__Action item__. Read through the data and report every line in which the word "Payment" occurs.

[App and web page records]

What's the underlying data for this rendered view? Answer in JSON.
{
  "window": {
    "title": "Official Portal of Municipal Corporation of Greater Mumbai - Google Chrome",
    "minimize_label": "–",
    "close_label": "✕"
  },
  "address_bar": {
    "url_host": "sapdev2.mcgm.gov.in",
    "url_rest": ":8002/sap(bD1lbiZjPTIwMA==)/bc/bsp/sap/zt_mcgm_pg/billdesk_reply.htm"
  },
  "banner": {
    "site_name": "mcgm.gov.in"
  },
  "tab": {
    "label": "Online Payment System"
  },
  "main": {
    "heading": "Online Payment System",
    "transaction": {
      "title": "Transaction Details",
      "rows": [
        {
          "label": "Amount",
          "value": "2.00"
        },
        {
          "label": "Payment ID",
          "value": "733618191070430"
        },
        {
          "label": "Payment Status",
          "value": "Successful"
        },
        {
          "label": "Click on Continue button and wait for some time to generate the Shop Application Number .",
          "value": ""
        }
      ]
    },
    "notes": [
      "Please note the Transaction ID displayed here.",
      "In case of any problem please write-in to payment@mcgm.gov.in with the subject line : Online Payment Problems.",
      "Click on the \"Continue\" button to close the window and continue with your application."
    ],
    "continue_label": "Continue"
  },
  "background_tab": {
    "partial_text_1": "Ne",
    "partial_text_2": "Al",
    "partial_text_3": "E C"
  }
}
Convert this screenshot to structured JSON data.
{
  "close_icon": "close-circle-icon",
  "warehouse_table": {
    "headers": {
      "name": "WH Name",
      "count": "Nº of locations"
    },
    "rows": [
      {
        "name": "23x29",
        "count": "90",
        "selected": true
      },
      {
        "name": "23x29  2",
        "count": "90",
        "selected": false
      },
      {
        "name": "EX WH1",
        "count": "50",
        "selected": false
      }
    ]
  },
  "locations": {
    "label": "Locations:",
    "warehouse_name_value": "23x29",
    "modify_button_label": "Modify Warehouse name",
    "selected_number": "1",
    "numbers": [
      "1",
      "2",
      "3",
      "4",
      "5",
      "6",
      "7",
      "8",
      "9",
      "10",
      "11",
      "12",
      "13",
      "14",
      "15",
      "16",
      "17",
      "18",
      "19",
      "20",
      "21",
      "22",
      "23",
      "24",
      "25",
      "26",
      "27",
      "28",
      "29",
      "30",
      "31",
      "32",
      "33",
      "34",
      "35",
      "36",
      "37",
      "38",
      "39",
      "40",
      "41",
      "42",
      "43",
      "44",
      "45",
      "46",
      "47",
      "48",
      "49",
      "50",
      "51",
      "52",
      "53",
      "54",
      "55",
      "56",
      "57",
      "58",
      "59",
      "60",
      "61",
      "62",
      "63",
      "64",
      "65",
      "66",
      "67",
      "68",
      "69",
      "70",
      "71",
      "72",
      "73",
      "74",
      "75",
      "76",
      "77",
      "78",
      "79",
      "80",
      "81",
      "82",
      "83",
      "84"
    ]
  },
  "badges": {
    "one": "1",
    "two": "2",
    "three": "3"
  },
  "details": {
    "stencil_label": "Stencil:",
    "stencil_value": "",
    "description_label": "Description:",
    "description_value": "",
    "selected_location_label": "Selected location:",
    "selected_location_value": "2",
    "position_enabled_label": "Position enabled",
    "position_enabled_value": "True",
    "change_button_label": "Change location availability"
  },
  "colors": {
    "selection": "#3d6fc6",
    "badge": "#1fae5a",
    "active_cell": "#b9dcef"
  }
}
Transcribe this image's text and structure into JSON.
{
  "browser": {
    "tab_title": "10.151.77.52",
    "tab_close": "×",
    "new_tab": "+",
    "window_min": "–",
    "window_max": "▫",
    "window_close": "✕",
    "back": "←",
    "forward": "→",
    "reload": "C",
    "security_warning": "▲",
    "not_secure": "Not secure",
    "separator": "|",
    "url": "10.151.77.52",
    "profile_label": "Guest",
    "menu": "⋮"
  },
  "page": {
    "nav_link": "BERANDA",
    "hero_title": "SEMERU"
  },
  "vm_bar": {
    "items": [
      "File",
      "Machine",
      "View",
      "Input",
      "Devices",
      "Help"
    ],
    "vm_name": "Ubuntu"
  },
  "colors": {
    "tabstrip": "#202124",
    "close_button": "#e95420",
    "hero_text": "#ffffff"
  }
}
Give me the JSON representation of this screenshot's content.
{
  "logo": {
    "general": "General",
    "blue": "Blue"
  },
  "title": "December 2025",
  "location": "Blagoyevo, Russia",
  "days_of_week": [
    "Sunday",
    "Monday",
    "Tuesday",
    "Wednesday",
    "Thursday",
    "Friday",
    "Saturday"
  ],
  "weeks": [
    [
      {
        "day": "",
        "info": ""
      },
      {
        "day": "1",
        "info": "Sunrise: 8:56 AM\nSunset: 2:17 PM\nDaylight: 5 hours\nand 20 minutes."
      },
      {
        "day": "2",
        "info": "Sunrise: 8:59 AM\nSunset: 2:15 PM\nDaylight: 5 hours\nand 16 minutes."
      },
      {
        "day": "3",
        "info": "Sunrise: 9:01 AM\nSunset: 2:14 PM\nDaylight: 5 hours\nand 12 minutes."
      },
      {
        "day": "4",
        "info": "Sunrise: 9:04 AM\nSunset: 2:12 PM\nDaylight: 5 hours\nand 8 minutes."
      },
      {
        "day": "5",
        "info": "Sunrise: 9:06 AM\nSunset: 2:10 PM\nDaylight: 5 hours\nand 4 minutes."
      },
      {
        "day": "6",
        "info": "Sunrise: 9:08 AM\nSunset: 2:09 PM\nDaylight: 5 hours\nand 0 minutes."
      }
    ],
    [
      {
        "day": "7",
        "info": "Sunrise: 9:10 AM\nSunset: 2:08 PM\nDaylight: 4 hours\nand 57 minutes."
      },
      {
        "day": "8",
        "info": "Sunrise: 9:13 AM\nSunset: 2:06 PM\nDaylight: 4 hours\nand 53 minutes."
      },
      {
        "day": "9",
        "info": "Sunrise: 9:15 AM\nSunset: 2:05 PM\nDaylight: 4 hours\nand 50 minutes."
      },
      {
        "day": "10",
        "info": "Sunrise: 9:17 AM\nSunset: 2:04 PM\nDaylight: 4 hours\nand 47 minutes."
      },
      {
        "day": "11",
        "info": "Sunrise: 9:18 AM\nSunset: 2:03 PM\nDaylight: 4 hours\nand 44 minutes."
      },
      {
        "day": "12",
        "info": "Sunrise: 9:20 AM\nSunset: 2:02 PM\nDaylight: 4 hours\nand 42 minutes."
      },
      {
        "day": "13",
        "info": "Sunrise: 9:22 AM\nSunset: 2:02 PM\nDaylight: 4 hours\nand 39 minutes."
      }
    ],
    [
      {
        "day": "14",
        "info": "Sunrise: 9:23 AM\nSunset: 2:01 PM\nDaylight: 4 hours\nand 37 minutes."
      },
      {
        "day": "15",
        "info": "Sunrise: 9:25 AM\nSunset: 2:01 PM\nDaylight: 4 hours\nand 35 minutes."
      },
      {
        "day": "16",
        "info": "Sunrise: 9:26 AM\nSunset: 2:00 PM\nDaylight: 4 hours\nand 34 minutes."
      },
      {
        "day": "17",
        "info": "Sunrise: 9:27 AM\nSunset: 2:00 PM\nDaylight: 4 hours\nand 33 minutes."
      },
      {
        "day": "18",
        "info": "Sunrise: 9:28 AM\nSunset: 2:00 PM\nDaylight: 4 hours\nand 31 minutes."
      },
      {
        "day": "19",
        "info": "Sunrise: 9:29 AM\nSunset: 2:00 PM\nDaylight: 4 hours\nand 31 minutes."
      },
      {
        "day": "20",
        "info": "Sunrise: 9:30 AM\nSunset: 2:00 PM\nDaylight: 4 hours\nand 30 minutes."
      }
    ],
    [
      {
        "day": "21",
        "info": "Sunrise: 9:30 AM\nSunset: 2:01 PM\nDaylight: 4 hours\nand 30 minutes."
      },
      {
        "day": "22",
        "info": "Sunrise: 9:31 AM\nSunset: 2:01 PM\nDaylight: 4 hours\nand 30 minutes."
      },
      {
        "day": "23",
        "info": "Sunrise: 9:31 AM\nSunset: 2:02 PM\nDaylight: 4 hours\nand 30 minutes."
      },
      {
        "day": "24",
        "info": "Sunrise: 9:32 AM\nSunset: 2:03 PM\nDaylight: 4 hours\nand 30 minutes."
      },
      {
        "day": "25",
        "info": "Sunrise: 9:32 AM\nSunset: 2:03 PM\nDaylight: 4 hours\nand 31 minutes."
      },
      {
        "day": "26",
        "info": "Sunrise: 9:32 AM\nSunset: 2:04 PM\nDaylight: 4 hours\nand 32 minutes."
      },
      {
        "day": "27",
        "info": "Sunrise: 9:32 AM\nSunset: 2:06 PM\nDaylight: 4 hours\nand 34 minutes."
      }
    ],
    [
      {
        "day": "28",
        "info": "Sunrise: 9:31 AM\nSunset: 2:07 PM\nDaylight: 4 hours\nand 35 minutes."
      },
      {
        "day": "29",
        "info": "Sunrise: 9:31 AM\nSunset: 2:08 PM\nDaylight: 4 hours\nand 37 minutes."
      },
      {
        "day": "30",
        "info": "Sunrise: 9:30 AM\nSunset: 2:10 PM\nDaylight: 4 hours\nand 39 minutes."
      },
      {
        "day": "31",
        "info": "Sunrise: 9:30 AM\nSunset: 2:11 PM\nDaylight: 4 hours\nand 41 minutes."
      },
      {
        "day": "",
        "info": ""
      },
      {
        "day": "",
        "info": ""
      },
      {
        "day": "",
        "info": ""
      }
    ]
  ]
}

__Result__.
    "label": "Online Payment System"
    "heading": "Online Payment System",
          "label": "Payment ID",
          "label": "Payment Status",
      "In case of any problem please write-in to payment@mcgm.gov.in with the subject line : Online Payment Problems.",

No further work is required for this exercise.